WHAT THE TASK REQUIRES:
Out of the records below, copy all lines in which the word "discount" occurs.

INPUT MATERIAL:

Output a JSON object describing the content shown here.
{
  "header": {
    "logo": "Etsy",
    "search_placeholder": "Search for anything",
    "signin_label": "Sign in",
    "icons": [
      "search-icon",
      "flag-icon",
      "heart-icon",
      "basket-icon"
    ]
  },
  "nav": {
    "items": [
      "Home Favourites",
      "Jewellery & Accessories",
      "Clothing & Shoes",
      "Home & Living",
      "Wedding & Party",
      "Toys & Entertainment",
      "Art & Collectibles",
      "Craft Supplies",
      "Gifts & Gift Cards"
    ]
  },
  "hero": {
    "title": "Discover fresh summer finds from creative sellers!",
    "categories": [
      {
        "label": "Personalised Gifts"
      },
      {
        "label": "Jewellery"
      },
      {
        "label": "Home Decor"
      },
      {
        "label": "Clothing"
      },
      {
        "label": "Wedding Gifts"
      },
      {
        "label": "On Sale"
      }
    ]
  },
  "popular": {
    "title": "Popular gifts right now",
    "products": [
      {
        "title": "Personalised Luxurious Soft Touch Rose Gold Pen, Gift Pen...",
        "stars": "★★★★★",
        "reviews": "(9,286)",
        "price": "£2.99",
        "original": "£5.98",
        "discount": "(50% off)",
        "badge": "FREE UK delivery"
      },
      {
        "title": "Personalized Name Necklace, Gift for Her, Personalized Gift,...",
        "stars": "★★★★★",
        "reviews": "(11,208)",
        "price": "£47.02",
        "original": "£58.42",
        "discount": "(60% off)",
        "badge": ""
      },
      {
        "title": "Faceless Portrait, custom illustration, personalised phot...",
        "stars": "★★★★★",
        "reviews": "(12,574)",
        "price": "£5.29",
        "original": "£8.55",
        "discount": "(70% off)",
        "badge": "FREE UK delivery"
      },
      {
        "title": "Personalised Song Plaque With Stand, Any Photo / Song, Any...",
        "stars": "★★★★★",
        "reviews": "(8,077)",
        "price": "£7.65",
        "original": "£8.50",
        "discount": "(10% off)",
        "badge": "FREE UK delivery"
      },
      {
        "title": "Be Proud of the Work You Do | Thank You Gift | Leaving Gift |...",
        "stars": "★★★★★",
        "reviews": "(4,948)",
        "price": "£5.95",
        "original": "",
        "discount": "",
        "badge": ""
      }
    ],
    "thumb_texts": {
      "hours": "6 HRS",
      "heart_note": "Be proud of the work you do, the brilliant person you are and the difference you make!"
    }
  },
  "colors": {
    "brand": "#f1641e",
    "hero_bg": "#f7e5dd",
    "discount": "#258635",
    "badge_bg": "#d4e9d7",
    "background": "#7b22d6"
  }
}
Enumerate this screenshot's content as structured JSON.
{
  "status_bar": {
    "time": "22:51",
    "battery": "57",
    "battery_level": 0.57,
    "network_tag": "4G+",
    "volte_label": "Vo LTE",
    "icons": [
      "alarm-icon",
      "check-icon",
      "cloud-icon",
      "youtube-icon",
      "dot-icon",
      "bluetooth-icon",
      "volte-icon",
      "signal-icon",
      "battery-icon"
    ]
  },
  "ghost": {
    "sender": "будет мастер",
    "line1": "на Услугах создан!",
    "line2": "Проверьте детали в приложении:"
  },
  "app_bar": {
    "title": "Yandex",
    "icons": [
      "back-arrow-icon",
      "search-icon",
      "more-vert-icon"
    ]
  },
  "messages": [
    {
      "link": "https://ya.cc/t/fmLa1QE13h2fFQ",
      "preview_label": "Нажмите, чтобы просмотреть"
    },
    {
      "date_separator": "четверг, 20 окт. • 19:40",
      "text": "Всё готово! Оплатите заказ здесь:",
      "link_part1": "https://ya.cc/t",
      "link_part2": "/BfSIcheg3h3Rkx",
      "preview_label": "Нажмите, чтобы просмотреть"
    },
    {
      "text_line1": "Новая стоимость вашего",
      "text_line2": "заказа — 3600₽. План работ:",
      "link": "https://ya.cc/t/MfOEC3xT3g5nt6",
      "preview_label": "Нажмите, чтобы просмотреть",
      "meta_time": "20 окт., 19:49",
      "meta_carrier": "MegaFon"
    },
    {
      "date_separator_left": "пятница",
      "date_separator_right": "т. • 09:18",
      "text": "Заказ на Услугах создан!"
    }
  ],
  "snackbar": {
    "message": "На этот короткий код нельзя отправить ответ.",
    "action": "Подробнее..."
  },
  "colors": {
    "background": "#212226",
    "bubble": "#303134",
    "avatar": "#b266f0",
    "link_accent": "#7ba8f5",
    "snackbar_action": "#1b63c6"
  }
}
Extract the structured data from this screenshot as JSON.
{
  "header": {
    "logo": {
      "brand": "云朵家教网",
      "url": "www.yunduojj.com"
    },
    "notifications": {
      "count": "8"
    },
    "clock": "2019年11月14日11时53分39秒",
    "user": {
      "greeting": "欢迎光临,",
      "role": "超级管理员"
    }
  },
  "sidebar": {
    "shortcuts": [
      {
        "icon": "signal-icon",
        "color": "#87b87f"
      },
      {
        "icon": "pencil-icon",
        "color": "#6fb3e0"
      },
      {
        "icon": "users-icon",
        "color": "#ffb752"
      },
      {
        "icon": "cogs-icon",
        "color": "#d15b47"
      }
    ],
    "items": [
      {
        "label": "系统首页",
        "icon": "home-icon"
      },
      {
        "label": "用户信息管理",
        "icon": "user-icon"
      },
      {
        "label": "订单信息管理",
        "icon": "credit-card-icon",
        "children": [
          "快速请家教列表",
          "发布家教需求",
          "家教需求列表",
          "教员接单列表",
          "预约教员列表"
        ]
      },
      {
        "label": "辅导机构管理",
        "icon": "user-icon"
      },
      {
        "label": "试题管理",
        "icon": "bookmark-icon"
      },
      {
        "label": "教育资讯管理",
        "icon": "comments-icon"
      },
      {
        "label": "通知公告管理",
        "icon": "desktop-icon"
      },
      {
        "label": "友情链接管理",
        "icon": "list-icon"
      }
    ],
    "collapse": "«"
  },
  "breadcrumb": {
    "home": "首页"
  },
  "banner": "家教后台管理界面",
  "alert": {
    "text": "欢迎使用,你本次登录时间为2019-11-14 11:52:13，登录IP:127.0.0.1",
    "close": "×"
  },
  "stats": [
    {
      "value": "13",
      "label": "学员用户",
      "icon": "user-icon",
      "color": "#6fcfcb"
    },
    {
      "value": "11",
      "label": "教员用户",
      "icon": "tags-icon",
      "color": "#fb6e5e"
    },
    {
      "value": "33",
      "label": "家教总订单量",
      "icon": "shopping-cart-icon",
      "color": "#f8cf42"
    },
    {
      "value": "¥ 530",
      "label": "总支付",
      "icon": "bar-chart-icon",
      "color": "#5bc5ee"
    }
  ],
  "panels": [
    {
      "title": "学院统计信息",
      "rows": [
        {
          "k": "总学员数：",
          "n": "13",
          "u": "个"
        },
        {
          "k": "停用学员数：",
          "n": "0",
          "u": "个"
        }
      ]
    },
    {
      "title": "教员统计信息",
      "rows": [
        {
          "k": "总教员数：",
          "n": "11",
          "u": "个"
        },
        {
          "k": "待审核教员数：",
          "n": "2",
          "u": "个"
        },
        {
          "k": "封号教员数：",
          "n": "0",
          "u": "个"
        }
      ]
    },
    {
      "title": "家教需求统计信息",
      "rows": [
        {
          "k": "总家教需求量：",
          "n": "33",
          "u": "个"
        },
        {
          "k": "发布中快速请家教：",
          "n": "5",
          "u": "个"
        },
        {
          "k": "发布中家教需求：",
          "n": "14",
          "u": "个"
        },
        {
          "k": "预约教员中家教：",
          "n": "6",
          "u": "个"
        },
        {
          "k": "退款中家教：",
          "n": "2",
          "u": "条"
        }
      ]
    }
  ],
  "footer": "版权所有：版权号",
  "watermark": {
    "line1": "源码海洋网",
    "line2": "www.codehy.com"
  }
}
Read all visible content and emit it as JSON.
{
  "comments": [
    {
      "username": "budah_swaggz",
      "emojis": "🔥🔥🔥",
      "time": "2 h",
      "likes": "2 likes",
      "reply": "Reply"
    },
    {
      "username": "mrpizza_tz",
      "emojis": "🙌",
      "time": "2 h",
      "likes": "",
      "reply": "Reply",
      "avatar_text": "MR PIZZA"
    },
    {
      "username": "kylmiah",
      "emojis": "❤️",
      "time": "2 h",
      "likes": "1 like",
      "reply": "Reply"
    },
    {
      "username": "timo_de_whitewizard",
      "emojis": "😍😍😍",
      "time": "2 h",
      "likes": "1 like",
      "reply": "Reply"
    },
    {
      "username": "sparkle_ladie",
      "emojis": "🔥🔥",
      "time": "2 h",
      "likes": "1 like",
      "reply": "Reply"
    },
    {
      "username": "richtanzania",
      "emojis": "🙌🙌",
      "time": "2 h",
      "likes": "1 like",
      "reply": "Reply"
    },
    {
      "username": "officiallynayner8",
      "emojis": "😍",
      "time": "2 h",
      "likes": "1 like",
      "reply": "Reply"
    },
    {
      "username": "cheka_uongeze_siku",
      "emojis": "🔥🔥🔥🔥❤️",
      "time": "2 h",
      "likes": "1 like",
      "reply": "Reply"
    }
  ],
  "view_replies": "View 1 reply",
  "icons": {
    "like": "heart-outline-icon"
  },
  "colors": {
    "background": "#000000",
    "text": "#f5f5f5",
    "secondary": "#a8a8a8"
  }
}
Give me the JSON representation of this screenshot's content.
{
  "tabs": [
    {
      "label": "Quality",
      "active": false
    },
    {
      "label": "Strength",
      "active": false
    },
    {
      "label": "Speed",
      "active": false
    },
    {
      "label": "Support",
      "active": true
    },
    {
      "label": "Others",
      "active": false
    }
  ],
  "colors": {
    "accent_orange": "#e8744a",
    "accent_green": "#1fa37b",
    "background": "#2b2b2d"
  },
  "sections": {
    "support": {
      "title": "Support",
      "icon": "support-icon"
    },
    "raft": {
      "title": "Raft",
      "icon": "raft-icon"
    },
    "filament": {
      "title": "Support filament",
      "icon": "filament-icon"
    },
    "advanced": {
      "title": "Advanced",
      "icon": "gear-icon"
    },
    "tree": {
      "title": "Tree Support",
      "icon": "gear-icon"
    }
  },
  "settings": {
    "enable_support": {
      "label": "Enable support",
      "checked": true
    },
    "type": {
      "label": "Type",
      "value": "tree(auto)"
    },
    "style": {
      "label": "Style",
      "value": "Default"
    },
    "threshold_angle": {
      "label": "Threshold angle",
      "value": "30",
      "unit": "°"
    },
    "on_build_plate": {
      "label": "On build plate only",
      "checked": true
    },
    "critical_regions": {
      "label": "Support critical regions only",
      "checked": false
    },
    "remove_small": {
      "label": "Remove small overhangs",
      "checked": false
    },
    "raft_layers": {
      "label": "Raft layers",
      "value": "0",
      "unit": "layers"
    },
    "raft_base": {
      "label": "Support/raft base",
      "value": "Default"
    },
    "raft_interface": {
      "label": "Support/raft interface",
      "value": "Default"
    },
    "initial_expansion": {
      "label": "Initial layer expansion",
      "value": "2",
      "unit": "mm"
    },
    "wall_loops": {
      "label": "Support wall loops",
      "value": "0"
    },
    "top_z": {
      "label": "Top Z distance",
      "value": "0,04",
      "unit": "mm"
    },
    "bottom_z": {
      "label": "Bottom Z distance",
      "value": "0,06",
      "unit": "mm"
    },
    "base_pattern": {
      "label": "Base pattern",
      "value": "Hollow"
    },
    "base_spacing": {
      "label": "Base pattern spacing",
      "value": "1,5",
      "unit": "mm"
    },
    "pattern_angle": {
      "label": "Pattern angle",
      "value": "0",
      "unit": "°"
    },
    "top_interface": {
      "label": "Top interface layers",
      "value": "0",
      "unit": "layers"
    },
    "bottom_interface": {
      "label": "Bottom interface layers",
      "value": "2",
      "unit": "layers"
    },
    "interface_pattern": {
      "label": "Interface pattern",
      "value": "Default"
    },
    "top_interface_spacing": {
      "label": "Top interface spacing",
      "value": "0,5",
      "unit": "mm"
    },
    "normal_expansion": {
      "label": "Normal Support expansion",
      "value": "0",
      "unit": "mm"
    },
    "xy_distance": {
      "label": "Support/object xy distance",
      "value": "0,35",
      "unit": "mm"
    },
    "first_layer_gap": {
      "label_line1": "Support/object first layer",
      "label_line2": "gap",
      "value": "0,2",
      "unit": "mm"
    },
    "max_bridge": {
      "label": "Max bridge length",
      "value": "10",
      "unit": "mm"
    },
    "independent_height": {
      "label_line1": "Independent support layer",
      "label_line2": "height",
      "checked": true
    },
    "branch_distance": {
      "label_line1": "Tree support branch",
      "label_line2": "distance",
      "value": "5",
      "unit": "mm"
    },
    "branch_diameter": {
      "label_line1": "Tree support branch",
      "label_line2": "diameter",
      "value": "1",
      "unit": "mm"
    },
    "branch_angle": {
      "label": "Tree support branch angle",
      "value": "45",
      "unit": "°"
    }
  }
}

EXERCISE ANSWER:
        "discount": "(50% off)",
        "discount": "(60% off)",
        "discount": "(70% off)",
        "discount": "(10% off)",
        "discount": "",
    "discount": "#258635",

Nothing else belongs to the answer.